Australia knock Proteas out of rain-soaked T20 Women’s World Cup semis

Australia knock Proteas out of rain-soaked T20 Women’s World Cup semis
Laura Wolvaardt of South Africa plays a shot during the Women's T20 World Cup semifinal match between Australia and South Africa at the Sydney Cricket Ground in Sydney, Australia. (Photo: EPA / Dan Himbrechts)

The Proteas were defeated by six runs in the second semifinal of the T20 Women’s World Cup when they took on the host nation and defending champions, Australia.

With two overs to go, South Africa’s captain, Dane van Niekerk sat in the dugout looking particularly pained. To have been a fly on the wall of her mind at that point would’ve been priceless. “So close yet so far. Is this how it ends, again? Where did it all go wrong?” would have been some of the thoughts undoubtedly racing through the skipper’s mind.
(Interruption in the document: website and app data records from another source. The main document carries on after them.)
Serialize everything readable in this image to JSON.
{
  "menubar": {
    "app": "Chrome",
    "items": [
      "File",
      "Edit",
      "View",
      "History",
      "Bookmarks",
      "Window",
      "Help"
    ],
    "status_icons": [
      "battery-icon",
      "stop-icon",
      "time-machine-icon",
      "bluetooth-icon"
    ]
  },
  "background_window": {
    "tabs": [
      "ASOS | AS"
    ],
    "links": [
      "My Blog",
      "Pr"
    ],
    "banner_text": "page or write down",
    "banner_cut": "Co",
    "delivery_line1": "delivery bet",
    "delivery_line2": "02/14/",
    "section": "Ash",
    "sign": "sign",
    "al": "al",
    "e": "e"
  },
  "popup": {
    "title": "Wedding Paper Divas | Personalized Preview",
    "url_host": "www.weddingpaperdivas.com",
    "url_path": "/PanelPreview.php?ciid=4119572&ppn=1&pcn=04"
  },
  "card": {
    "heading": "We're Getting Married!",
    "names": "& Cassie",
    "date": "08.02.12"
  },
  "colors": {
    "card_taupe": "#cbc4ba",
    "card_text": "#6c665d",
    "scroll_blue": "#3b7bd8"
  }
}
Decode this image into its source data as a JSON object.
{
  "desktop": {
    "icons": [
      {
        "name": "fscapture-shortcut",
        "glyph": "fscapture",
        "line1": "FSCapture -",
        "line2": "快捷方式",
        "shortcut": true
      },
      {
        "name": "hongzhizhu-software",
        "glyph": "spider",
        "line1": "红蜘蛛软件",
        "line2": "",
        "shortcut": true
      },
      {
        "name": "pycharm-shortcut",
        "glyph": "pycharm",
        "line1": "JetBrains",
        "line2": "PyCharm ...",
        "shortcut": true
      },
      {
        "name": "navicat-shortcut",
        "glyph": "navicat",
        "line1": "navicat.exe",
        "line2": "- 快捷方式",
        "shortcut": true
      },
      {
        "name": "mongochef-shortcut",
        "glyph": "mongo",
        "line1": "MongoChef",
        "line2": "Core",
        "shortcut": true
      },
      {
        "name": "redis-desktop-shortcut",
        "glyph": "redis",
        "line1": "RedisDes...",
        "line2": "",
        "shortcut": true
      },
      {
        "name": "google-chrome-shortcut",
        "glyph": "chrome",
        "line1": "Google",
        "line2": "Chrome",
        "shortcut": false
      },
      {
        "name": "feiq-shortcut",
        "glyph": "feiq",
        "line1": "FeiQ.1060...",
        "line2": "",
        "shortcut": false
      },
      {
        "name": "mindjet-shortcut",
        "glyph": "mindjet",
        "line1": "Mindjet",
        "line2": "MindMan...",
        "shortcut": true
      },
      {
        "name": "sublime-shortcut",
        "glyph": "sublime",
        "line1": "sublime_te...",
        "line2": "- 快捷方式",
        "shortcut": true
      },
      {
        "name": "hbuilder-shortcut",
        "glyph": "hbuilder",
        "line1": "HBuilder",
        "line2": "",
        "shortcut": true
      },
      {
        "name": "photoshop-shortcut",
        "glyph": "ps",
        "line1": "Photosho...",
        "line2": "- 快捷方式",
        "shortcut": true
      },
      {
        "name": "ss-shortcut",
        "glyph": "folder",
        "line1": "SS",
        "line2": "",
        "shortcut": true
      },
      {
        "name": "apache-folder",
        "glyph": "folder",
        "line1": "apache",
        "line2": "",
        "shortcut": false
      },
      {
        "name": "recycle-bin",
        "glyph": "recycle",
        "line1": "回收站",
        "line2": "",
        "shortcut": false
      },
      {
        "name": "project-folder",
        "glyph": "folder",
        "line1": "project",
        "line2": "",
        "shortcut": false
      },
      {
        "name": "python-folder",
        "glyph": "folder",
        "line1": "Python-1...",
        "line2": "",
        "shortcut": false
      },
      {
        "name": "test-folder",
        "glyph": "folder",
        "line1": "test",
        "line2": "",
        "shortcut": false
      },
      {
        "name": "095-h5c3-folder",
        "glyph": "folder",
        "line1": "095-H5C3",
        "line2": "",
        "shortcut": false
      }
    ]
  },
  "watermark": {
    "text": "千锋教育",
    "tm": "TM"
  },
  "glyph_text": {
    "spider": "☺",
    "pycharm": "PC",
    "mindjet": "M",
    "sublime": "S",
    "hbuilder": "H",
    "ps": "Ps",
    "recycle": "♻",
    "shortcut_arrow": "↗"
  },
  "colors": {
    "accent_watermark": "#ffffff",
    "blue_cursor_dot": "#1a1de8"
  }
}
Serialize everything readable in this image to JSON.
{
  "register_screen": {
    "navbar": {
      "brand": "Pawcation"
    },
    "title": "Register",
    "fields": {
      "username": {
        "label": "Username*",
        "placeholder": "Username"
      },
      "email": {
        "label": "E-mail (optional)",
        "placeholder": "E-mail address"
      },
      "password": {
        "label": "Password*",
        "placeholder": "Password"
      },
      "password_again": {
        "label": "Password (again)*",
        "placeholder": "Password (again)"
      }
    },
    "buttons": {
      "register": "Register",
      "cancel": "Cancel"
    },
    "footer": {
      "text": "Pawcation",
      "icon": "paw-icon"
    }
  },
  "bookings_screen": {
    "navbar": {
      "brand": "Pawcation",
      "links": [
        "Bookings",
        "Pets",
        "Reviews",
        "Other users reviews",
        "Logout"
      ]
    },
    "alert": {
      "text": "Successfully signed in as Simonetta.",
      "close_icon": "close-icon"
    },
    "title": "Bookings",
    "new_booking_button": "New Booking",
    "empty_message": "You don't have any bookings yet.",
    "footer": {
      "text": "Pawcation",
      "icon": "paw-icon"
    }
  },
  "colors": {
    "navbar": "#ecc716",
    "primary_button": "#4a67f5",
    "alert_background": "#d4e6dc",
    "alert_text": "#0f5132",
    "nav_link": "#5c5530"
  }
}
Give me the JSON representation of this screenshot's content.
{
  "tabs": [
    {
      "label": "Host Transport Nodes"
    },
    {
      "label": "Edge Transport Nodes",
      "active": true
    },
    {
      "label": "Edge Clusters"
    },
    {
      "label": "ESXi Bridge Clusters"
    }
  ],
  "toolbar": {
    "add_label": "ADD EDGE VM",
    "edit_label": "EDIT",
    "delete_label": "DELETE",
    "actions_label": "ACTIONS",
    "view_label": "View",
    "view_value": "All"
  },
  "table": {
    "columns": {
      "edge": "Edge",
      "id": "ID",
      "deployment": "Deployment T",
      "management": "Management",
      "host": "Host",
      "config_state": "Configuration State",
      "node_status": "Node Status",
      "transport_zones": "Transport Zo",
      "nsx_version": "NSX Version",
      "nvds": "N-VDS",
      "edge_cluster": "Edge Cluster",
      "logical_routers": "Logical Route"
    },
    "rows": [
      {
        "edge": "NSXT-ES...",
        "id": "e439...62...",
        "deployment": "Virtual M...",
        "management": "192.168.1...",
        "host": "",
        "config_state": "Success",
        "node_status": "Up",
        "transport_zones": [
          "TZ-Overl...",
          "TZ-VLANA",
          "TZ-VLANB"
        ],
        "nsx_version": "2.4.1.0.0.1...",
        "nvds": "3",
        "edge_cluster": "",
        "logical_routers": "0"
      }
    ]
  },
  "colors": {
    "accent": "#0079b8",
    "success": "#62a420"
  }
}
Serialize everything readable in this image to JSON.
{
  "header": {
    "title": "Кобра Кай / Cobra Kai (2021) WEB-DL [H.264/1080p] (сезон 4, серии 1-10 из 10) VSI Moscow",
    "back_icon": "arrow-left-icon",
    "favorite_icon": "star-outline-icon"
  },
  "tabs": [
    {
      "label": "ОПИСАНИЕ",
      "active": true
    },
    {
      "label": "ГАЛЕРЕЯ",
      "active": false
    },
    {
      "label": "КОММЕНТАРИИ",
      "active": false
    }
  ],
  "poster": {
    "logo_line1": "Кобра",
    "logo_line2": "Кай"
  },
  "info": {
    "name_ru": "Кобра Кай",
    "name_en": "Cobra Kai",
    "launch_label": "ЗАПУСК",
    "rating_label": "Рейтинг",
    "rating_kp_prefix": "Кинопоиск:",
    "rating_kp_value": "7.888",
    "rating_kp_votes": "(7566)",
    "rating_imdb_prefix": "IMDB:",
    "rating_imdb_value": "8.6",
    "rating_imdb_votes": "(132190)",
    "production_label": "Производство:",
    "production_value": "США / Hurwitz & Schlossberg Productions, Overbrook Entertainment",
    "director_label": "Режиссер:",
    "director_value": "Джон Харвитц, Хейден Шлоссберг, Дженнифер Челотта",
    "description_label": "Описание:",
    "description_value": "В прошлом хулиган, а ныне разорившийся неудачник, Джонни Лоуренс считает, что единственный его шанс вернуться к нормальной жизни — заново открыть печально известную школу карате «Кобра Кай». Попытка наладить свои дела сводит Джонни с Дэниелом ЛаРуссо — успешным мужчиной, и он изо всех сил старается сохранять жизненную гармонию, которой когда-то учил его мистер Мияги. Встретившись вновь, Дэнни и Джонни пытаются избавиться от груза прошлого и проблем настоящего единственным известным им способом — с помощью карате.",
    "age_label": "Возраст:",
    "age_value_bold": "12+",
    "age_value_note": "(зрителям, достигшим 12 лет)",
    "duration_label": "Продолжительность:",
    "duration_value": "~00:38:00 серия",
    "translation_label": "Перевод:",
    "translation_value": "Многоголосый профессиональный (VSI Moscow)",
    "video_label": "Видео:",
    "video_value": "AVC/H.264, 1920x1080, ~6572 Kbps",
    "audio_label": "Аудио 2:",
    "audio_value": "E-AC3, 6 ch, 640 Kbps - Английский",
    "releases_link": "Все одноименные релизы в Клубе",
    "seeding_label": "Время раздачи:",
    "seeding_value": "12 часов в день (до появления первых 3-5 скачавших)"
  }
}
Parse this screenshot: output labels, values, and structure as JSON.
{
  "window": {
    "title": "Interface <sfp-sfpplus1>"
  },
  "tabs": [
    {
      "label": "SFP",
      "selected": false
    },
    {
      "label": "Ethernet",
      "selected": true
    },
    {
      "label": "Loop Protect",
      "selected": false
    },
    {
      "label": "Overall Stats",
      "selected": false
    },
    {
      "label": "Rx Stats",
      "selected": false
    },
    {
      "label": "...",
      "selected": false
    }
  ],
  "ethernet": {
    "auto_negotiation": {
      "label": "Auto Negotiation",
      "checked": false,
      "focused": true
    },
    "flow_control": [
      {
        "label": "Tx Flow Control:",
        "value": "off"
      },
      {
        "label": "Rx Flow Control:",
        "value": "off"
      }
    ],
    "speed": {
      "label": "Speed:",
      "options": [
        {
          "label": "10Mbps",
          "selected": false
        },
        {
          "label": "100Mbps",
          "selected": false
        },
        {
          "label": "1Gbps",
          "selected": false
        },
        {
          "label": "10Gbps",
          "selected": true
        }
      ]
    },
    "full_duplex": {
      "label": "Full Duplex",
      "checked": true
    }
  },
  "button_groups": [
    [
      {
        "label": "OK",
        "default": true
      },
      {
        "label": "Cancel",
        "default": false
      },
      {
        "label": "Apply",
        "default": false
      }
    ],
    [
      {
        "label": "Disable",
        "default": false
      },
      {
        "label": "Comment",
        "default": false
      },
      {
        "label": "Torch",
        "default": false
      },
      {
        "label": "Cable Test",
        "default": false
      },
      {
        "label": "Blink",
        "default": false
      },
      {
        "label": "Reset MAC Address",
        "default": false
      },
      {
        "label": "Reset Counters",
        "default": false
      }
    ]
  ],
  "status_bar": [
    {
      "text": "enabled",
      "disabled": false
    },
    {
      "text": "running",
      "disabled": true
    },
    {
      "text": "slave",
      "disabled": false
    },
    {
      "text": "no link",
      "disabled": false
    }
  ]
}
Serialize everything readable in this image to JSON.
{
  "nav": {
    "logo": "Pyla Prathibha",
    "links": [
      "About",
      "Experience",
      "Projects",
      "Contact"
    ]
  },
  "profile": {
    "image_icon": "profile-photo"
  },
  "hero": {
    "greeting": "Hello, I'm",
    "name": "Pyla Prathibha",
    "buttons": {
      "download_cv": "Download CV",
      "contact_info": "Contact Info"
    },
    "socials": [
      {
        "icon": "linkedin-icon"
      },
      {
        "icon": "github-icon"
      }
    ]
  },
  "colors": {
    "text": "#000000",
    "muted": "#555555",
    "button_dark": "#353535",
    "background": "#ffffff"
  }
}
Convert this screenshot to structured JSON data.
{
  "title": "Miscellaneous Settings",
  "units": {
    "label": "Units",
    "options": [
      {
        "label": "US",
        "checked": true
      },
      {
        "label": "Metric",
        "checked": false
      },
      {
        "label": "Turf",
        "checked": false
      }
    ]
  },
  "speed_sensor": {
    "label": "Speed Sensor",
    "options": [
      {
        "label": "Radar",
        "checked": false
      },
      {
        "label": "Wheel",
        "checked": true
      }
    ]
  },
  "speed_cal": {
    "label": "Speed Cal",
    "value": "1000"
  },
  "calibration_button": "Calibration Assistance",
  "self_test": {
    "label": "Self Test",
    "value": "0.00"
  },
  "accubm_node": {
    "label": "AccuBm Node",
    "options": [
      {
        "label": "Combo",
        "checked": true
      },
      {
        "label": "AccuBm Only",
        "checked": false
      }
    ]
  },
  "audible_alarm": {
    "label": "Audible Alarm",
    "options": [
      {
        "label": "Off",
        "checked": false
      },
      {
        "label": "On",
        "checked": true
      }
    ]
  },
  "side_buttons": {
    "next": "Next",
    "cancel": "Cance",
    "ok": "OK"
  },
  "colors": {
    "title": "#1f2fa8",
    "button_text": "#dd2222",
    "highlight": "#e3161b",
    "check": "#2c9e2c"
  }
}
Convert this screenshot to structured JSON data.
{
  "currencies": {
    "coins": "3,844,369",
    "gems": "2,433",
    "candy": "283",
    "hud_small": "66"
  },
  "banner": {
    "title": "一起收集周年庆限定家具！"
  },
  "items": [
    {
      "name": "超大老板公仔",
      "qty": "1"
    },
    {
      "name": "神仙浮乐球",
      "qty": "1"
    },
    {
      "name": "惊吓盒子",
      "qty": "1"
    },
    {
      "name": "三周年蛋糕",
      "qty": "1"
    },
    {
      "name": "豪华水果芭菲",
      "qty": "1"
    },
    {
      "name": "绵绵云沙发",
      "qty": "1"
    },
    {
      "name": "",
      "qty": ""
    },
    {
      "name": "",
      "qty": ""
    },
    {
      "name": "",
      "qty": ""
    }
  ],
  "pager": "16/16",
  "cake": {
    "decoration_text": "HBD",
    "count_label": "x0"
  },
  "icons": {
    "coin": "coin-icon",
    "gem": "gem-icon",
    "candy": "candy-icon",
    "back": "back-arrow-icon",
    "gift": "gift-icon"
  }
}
At that point, the Proteas needed 27 runs to book their place in the final and Australia had already obliterated South Africa’s top order.

Ultimately, despite Laura Wolvaardt’s (41 not out) best efforts, the Proteas fell six runs short of victory under the Duckworth Lewis Stern (DLS) method.

“I have to give credit to Australia. They restricted us and bowled really well, and yeah; we fell six short. To come short every time is difficult, but as a team, we win together and we lose together. We’re not a team that blames anything or anyone. It was in our hands, but unfortunately it wasn’t our year and it wasn’t our day,” said a visibly dejected Van Niekerk in her post-match interview.

Nine minutes was all that separated South Africa from booking their place at a first-ever International Cricket Council (ICC) World Cup final and Australia being eliminated from the tournament in the cruellest of circumstances.

It had rained throughout the day in Sydney and the weather threatened to curtail the second semifinal as it had earlier rained out the first between India and England. India went through on the technicality of having finished first in their group, while England had finished second in theirs.

The same equation would have been used to separate the Proteas and Australia, with the Proteas advancing after having finished first in their group.

As it was, the rain –  which had started again after Australia finished their innings – ceased long enough for the Proteas to take to the field and attempt to chase down a revised total of 98 runs in 13 overs. They finished on 92 for five.

They fell into an early hole in that endeavour when the lethal trio of Lizelle Lee (10), Van Niekerk (12) and Mignon du Preez (0) all fell with only 24 on the board after 4.5 overs.

Sune Luus (21) and Wolvaardt tried to rebuild with a stand of 47 runs. However, the tight bowling of the reigning champions meant that 27 runs were needed off 10 balls when the former departed.

Earlier on, Australia had finished their innings with 134 for five, their captain Meg Lanning starring with an unbeaten 49.

The host nation had a brilliant start after being asked to bat first by Van Niekerk. They finished their power play with 48 having lost one wicket. But the Proteas fought back with three wickets in three overs between the ninth and twelfth overs.

Nadine de Klerk, in for the ailing Marizanne Kapp, was the destroyer in chief during that spell.

The all-rounder finished with impressive figures of three for 19 runs in her four overs, including sending the dangerous Beth Mooney back to the change room for 28. She also bowled a peach of a ball to send the timber tumbling and remove Rachel Haynes.

De Klerk was ably supported by Ayabonga Khaka and Nonkululeko Mlaba who picked up a wicket each. Shabnim Ismail, despite not picking up a wicket, kept things tight as usual.

Ultimately, that brilliant bowling display was not enough as Australia put on their own bowling exhibition to ensure that they keep their record of never having lost against the Proteas. The win also meant the Australians booked a sixth consecutive final spot.

This was the second time in three World Cups that South Africa had fallen at the semi-final stage. The same fate befell them at the 2017 edition. DM


Please peer review 3 community comments before your comment can be posted

A South African Hero: You

There’s a 99.7% chance that this isn’t for you. Only 0.3% of our readers have responded to this call for action.

Those 0.3% of our readers are our hidden heroes, who are fuelling our work and impacting the lives of every South African in doing so. They’re the people who contribute to keep Daily Maverick free for all, including you.

The equation is quite simple: the more members we have, the more reporting and investigations we can do, and the greater the impact on the country.

Be part of that 0.3%. Be a Maverick. Be a Maverick Insider.

Support Daily Maverick→
Payment options

MavericKids vol 3

How can a child learn to read if they don't have a book?

81% of South African children aged 10 can't read for meaning. You can help by pre-ordering a copy of MavericKids.

For every copy sold we will donate a copy to Gift of The Givers for children in need of reading support.